COS 80-9
Demographic and environmental stochasticity alter spatial coexistence strength via stabilizing mechanisms

Wednesday, August 12, 2015: 4:20 PM
319, Baltimore Convention Center
Lauren G. Shoemaker, Department of Ecology and Evolutionary Biology, University of Colorado, Boulder, MN
Brett A. Melbourne, Department of Ecology and Evolutionary Biology, University of Colorado at Boulder, Boulder, CO

A large body of both empirical and theoretical work has focused on the difference between niche and neutral communities, and particularly on the effects of drift and the role of stochasticity in community structure. However, demographic and environmental stochasticity may affect more than just abundance patterns in communities. It is well known that stochasticity can lead to extinction events in small populations, and we therefore hypothesize that stochasticity alters coexistence strength via effects on species’ low-density growth rates. To test this hypothesis, we created both deterministic and stochastic metacommunity models and solve for Chesson’s spatial coexistence mechanisms in each model. By comparing coexistence mechanisms and coexistence strength in deterministic models to models with demographic stochasticity, environmental stochasticity, or both, we isolated the role of different forms of stochasticity in altering coexistence strength. We additionally compared how stochasticity affects both species’ abundance patterns and coexistence strength across a variety of simulations ranging from neutral to niche-structured communities. Using this approach we identify a previously unappreciated role of stochasticity in maintaining niche-structured communities. 
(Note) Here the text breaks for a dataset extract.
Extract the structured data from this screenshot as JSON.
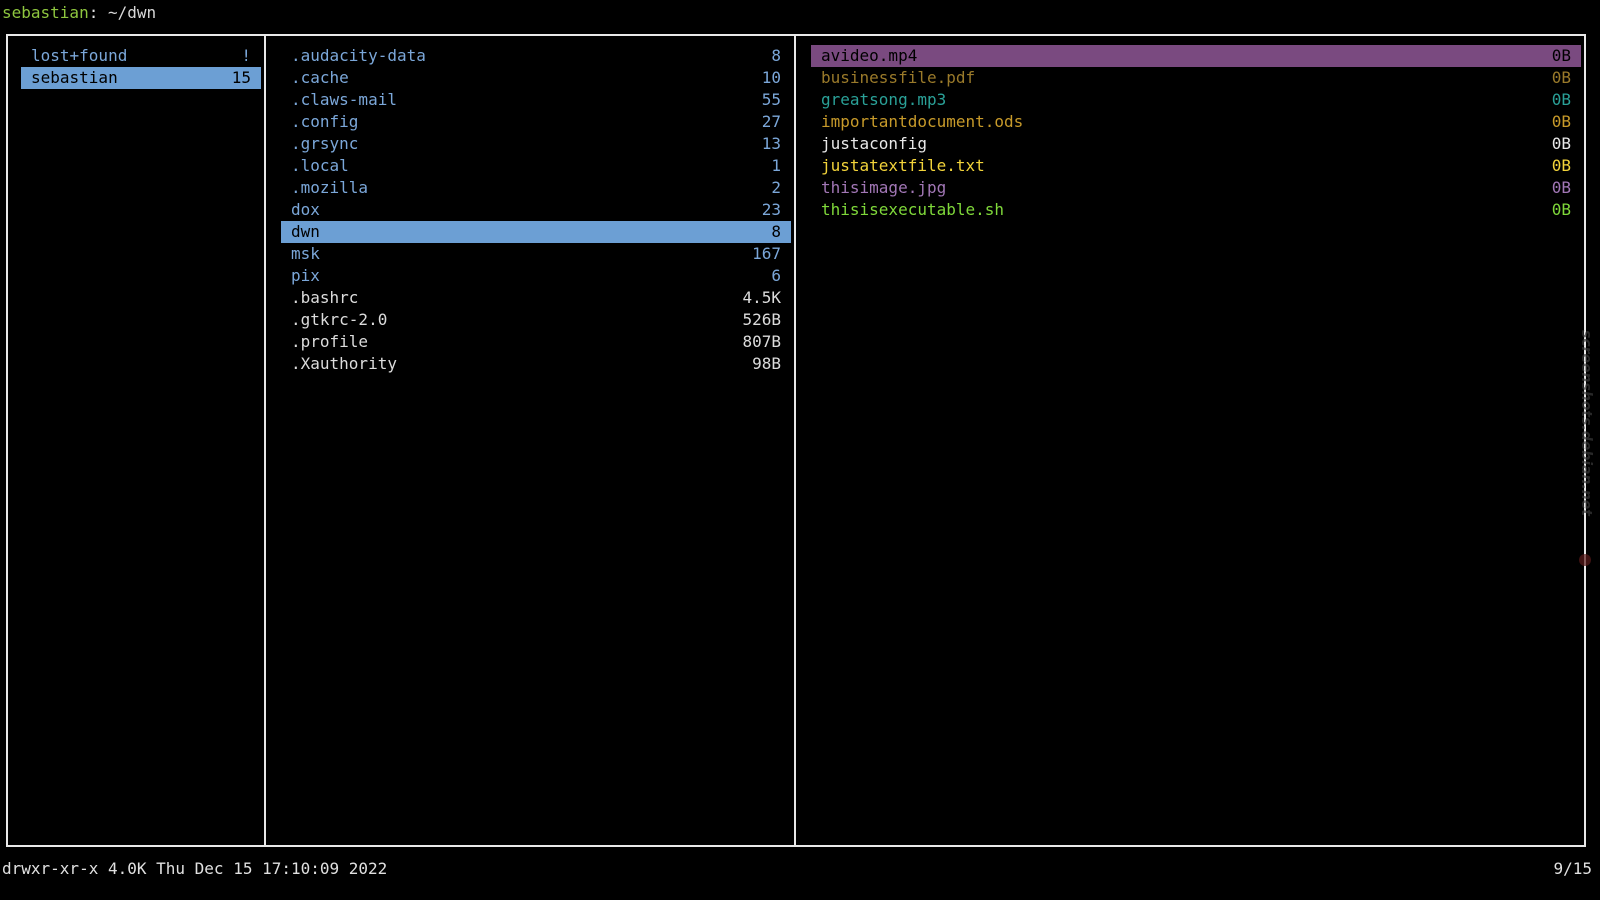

As is well established in the literature, we saw that neutral community abundance patterns are structured by temporal drift via stochasticity. We additionally show that stochasticity has no effect on mean coexistence strength or individual coexistence mechanisms in neutral communities. Rather, stochasticity in neutral communities induces temporal variability in coexistence strength. In comparison, niche-structured abundance patterns are affected primarily by selection mechanisms, and stochasticity has only minimal effects on species’ abundances.  However, we show that both demographic and environmental stochasticity alter overall coexistence strength in niche-structured metacommunities via the storage effect and fitness-density covariance. Demographic stochasticity tends to decrease total coexistence strength, as it makes species’ abilities to respond to environmental heterogeneity less predictable. Environmental stochasticity, on the other hand, can increase coexistence strength in niche-structured communities by magnifying the potential for stabilizing coexistence mechanisms. While stochasticity is most commonly associated with neutral communities due to its influence on temporal abundance patterns, we show that it is equally important for niche communities. Stochasticity directly alters the strength of stabilizing coexistence mechanisms in niche-structured communities, thus altering the niche structure itself.